Thursday 28 Feb 2019: NEST Seminar: Graphene on waveguides: unexpected physics and innovative fabrication
Prof Nathalie Vermeulen - Vrije Universiteit Brussel
In recent years the integration of graphene on silicon-based waveguides has attracted much attention as it allows using well-established CMOS technology for constructing next-generation photonic integrated circuits. However, important challenges need to be overcome regarding the fabrication and patterning of graphene-covered waveguide devices. In addition, a more in-depth investigation of the fundamental optical properties of graphene-covered waveguides, and in particular their nonlinear optical characteristics, will be required. The latter are promising for, amongst others, generating spectrally broadband light useful for a wide range of application domains including telecommunications and sensing.
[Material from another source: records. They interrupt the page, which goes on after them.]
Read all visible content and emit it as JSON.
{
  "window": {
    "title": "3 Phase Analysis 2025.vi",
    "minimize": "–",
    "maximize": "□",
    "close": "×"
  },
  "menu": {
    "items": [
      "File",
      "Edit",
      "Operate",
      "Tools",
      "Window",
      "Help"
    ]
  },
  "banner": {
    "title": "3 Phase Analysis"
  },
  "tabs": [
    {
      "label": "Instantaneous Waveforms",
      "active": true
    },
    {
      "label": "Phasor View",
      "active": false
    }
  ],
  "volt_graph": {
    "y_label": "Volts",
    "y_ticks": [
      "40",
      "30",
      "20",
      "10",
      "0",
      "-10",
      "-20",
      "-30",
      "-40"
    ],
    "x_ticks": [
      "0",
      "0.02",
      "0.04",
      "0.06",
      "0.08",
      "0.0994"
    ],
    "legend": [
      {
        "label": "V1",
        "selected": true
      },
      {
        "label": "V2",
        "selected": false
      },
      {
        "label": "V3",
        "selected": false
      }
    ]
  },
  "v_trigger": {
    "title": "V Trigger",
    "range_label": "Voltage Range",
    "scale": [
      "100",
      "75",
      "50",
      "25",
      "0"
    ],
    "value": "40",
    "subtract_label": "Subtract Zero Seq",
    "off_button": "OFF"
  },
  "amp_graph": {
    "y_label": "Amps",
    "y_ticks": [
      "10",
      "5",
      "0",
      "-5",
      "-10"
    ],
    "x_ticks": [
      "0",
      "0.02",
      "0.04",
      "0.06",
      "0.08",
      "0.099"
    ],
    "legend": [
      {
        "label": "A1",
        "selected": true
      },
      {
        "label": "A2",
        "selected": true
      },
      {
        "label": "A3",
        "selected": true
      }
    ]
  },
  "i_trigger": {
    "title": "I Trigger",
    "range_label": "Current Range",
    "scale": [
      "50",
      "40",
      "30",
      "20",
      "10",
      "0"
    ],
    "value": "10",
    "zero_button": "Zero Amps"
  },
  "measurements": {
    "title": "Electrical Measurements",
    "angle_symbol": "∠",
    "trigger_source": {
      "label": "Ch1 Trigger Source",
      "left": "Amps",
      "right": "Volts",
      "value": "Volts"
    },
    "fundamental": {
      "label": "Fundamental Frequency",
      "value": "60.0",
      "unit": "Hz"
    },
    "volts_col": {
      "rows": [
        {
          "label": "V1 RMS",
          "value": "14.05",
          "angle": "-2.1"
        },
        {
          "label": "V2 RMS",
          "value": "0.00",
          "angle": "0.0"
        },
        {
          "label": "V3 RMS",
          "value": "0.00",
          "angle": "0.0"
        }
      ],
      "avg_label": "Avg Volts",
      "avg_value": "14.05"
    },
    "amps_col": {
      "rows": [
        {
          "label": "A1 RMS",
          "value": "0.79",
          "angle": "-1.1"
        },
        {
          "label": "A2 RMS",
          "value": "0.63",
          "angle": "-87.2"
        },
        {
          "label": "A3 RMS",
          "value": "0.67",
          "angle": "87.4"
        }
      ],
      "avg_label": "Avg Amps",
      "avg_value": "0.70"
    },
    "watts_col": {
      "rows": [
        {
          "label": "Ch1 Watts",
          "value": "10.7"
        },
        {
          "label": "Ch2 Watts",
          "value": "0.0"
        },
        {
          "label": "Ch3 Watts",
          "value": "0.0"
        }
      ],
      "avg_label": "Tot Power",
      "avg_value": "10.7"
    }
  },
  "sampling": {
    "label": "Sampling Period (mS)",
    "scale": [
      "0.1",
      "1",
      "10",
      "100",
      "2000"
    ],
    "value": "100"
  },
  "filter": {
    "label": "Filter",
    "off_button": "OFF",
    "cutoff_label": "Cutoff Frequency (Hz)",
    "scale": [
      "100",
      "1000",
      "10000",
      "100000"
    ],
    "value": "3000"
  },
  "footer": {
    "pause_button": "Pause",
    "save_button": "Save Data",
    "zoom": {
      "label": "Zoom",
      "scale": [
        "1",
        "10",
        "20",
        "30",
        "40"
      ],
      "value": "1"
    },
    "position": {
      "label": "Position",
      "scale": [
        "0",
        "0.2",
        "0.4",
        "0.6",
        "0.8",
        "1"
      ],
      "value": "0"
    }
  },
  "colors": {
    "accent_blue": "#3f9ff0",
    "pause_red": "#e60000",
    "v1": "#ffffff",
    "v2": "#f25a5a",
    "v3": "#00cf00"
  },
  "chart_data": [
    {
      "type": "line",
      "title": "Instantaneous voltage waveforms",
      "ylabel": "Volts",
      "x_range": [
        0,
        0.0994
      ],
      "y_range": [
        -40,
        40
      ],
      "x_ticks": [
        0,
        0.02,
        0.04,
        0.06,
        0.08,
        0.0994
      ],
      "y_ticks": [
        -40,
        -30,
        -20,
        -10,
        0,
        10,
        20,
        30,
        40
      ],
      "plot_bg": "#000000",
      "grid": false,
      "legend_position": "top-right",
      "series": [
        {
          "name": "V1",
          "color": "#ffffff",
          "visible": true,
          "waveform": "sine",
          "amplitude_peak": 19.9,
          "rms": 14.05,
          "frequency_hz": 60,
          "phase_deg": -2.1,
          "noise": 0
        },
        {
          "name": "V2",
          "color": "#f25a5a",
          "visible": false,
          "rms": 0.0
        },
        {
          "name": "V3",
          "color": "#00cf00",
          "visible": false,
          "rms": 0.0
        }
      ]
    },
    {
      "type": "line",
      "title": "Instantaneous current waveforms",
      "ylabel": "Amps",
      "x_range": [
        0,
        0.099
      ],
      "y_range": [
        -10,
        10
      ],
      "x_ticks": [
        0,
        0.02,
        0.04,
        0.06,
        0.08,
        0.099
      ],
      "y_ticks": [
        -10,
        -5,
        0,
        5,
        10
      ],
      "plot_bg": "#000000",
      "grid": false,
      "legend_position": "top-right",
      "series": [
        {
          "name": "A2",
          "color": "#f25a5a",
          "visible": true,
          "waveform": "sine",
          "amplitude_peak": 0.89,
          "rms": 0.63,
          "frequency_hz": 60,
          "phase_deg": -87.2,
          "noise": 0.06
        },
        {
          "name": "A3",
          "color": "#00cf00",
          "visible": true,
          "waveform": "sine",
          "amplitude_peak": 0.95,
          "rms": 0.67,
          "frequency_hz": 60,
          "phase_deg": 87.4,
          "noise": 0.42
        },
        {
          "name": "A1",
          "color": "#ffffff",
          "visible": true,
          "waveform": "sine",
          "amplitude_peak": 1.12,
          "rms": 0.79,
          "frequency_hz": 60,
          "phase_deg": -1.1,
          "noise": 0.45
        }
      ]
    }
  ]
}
In this talk I present a novel approach for local patterning of graphene deposited on silicon waveguides, and provide new insights in the nonlinear optical properties of graphene on top of waveguides. Our patterning approach is chemicals-free and based on laser ablation and plasma etching, removing the graphene top layer without damaging the underlying silicon material. To better understand graphene’s nonlinear optical properties, we investigated the nonlinear-refraction process of self-phase modulation in graphene-covered waveguides, and found that the sign of graphene’s nonlinearity is negative, in contrast to what has been assumed so far. In addition, we recently showed by means of a paradigm-shifting theory that the underlying physics is not based on refraction induced by graphene’s conventional third-order susceptibility, but instead on a much more complex phenomenon that we call saturable photoexcited carrier refraction.